## Requirement
If a line in the listing below includes the word "CHEEKS", pick it out.

Stored data START

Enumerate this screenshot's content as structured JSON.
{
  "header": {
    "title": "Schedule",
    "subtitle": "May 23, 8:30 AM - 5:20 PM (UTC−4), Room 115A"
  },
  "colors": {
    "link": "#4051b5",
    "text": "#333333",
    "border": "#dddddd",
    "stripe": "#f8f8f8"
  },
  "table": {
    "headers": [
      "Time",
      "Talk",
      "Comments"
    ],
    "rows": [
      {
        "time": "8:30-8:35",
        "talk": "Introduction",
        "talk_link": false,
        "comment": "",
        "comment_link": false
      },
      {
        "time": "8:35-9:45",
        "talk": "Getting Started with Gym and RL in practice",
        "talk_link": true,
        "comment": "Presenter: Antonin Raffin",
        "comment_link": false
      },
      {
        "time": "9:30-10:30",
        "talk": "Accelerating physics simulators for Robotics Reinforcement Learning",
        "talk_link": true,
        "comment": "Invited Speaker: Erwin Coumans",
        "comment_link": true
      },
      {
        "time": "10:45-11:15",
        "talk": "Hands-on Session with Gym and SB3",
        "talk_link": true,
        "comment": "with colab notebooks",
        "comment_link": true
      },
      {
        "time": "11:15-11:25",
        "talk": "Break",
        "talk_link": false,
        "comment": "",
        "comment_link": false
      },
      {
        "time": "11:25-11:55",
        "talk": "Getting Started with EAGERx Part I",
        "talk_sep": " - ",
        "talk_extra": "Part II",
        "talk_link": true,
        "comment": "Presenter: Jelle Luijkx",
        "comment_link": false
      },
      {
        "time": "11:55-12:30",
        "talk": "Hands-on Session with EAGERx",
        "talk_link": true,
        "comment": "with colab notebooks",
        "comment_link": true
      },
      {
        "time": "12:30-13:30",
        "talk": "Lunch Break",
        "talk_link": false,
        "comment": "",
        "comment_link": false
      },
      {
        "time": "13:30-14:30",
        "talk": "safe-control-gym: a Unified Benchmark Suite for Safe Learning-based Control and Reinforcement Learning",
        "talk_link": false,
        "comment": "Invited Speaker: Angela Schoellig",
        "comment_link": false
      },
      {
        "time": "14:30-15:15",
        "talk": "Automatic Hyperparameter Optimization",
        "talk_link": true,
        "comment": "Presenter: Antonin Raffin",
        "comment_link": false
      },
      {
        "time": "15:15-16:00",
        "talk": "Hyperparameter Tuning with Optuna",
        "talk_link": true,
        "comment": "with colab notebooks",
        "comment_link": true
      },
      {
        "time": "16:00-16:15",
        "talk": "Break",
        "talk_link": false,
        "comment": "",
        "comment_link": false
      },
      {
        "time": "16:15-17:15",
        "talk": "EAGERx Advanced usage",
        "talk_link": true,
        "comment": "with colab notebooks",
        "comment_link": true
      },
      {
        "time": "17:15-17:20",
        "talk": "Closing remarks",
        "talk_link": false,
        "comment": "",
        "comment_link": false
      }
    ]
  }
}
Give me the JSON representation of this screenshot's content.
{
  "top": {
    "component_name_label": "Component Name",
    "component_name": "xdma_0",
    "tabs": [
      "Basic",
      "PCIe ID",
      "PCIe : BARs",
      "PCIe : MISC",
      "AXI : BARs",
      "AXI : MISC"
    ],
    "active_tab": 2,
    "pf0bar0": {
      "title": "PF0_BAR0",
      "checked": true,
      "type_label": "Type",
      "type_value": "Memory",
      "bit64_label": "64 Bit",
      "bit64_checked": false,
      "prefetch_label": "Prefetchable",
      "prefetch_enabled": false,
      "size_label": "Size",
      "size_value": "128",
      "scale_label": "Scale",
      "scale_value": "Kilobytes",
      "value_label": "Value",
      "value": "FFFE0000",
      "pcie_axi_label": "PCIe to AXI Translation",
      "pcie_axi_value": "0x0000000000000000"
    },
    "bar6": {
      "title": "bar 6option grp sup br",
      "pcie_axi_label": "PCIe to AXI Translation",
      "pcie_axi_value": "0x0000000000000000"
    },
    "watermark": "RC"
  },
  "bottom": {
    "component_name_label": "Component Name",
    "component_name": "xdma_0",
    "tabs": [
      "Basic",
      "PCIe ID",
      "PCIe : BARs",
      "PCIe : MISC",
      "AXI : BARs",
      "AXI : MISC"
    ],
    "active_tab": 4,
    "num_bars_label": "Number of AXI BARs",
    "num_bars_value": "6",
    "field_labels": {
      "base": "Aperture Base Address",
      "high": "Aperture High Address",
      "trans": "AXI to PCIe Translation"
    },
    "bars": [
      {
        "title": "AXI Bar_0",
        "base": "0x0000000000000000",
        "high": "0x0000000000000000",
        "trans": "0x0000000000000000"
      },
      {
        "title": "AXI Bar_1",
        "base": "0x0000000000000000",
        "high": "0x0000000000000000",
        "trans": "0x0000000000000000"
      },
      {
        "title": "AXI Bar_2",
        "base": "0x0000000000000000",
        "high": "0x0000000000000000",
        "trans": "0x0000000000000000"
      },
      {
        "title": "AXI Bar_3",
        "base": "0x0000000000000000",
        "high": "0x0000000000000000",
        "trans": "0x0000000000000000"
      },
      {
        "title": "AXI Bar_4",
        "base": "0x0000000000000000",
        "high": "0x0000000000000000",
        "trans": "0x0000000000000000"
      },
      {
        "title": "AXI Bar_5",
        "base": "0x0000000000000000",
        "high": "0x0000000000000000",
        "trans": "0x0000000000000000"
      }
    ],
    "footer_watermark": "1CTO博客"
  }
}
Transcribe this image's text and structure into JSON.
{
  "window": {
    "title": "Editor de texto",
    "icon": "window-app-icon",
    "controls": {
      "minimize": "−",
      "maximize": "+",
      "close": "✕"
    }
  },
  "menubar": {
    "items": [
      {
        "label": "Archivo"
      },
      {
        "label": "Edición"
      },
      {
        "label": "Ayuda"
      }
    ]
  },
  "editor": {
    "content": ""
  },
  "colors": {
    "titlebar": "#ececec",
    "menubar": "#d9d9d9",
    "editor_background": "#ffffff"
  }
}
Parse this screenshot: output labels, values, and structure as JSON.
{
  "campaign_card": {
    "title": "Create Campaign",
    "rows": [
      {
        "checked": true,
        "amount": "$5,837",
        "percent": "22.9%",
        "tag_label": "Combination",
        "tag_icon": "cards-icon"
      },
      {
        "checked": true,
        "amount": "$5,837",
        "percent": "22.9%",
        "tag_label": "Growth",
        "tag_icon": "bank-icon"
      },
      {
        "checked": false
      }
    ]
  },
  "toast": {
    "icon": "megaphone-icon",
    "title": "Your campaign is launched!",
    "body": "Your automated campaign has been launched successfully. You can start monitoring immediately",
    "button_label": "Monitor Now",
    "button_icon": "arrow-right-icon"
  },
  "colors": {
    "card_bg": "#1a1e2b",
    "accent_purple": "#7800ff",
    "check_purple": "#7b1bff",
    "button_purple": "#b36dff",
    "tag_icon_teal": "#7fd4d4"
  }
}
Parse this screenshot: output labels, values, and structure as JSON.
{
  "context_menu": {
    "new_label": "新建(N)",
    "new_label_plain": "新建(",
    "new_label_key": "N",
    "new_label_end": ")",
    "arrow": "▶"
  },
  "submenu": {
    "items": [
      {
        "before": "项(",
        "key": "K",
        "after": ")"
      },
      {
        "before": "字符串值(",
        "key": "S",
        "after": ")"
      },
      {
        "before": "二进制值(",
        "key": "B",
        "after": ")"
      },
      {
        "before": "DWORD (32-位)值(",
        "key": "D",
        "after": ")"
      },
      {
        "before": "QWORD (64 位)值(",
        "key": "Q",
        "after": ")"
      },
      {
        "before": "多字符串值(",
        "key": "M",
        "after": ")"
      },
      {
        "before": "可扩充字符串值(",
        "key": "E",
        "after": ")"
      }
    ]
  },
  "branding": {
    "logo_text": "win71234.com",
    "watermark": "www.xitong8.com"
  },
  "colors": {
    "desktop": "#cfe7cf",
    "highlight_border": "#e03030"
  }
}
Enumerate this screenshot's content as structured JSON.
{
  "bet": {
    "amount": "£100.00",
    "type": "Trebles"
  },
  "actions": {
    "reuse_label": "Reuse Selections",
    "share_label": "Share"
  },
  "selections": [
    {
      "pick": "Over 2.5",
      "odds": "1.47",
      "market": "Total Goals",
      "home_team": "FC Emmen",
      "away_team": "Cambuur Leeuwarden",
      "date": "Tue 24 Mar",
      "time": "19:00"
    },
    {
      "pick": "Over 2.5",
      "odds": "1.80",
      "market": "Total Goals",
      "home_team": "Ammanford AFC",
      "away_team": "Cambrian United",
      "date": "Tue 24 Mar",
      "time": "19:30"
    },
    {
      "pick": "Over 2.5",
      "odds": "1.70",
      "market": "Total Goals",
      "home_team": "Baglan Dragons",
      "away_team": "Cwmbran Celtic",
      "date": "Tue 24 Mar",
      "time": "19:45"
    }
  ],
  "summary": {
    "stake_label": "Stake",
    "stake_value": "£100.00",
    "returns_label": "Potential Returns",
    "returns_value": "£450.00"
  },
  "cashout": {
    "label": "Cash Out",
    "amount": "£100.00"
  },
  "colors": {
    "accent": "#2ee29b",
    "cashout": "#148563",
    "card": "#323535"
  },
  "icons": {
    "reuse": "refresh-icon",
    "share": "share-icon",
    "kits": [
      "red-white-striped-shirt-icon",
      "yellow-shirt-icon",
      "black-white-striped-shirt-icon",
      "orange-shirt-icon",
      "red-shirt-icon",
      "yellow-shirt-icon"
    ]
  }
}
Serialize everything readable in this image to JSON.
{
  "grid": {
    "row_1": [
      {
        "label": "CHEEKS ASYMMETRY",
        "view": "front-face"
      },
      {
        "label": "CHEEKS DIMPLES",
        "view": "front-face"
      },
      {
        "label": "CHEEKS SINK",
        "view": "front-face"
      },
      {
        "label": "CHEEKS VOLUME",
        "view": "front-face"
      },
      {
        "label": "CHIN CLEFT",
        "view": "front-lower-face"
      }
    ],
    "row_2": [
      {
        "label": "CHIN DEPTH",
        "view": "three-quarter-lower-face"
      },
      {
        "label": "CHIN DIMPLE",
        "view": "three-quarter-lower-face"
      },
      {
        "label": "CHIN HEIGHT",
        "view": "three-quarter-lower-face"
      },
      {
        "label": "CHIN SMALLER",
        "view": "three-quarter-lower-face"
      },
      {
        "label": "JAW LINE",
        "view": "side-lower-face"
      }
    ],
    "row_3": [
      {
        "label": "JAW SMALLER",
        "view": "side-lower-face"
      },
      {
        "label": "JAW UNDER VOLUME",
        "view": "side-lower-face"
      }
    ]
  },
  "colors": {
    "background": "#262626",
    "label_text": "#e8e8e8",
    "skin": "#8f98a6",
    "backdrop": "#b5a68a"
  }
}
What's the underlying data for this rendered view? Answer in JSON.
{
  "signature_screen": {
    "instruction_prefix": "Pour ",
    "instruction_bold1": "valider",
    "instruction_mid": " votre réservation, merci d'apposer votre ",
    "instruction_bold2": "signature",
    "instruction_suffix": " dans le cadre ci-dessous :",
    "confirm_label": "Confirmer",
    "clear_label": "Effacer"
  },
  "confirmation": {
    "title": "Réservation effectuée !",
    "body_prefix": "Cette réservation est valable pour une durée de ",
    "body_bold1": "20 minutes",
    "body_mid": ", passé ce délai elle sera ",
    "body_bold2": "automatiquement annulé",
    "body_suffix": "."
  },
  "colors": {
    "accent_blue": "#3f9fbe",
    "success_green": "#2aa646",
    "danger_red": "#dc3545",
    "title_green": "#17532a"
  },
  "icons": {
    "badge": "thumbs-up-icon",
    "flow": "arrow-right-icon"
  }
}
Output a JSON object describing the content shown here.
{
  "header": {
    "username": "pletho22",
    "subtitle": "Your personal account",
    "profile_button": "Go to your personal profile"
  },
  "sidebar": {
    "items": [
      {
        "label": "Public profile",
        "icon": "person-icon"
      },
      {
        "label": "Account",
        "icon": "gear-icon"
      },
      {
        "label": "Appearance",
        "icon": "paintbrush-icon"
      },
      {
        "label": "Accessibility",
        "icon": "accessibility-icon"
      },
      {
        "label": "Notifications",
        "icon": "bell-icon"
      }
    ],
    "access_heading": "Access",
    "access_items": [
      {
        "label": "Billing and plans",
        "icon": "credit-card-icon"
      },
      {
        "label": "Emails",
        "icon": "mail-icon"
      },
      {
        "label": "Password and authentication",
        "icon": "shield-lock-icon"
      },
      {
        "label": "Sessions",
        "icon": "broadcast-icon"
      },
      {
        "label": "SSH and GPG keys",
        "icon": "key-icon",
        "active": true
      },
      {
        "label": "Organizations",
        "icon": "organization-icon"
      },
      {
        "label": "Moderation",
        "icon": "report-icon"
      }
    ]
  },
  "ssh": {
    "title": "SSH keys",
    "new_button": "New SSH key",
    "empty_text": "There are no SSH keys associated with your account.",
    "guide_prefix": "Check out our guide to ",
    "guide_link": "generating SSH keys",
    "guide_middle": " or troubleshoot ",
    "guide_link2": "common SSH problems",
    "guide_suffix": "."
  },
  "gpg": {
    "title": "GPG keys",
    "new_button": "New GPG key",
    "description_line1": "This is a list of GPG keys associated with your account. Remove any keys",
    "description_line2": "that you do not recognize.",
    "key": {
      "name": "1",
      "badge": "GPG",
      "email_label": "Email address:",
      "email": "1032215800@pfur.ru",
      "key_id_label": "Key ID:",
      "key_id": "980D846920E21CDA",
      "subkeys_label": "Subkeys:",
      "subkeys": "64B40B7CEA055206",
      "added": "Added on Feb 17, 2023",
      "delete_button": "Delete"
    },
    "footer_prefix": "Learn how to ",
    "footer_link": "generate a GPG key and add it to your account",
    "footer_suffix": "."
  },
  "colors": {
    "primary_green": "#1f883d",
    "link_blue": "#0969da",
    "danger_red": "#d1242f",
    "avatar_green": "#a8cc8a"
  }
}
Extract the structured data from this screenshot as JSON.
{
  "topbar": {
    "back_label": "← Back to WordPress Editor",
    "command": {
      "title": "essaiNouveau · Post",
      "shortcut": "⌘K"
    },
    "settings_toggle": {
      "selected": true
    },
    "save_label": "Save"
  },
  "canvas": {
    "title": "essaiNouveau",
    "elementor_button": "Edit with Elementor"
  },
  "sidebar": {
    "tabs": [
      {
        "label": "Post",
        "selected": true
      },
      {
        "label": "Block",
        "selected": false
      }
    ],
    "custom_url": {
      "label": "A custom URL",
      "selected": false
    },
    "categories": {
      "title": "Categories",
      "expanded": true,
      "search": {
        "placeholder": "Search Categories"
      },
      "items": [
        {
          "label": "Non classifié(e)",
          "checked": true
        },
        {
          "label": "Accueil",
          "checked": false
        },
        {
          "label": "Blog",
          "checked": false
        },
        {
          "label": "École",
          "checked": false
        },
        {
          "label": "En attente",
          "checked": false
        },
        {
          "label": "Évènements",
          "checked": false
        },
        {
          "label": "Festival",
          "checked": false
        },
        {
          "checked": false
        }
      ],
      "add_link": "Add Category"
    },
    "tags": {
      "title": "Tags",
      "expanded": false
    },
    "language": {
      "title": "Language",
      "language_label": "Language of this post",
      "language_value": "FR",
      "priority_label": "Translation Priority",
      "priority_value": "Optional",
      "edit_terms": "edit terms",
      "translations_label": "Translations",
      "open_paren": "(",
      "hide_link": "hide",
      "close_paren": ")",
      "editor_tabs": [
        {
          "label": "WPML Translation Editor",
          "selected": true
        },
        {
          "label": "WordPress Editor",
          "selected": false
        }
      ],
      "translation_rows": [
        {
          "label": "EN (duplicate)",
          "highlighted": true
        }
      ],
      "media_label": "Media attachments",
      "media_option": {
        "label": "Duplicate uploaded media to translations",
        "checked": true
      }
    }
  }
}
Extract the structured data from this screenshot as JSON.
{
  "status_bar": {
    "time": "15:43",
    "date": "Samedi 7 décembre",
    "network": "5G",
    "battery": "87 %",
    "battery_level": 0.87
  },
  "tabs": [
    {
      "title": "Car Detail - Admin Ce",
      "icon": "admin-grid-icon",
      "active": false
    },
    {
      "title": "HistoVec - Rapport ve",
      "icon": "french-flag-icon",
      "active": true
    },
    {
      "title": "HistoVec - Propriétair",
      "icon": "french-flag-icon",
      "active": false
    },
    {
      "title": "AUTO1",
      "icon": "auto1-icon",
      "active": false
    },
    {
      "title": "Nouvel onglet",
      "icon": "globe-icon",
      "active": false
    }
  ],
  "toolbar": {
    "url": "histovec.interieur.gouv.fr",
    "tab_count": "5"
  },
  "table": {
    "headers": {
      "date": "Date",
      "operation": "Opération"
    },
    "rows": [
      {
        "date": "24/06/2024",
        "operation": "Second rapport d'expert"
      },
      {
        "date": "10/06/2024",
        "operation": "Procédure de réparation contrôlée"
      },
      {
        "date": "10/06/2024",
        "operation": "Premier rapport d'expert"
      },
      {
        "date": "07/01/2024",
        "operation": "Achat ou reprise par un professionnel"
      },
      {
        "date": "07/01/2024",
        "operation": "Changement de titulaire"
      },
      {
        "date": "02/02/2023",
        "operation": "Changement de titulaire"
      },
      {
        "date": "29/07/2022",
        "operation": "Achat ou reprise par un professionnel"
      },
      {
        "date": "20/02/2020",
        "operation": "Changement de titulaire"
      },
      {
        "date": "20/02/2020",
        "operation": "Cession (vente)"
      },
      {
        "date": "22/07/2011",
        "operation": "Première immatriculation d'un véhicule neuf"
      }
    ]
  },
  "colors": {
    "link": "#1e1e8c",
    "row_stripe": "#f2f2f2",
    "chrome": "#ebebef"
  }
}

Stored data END

## Exercise answer
        "label": "CHEEKS ASYMMETRY",
        "label": "CHEEKS DIMPLES",
        "label": "CHEEKS SINK",
        "label": "CHEEKS VOLUME",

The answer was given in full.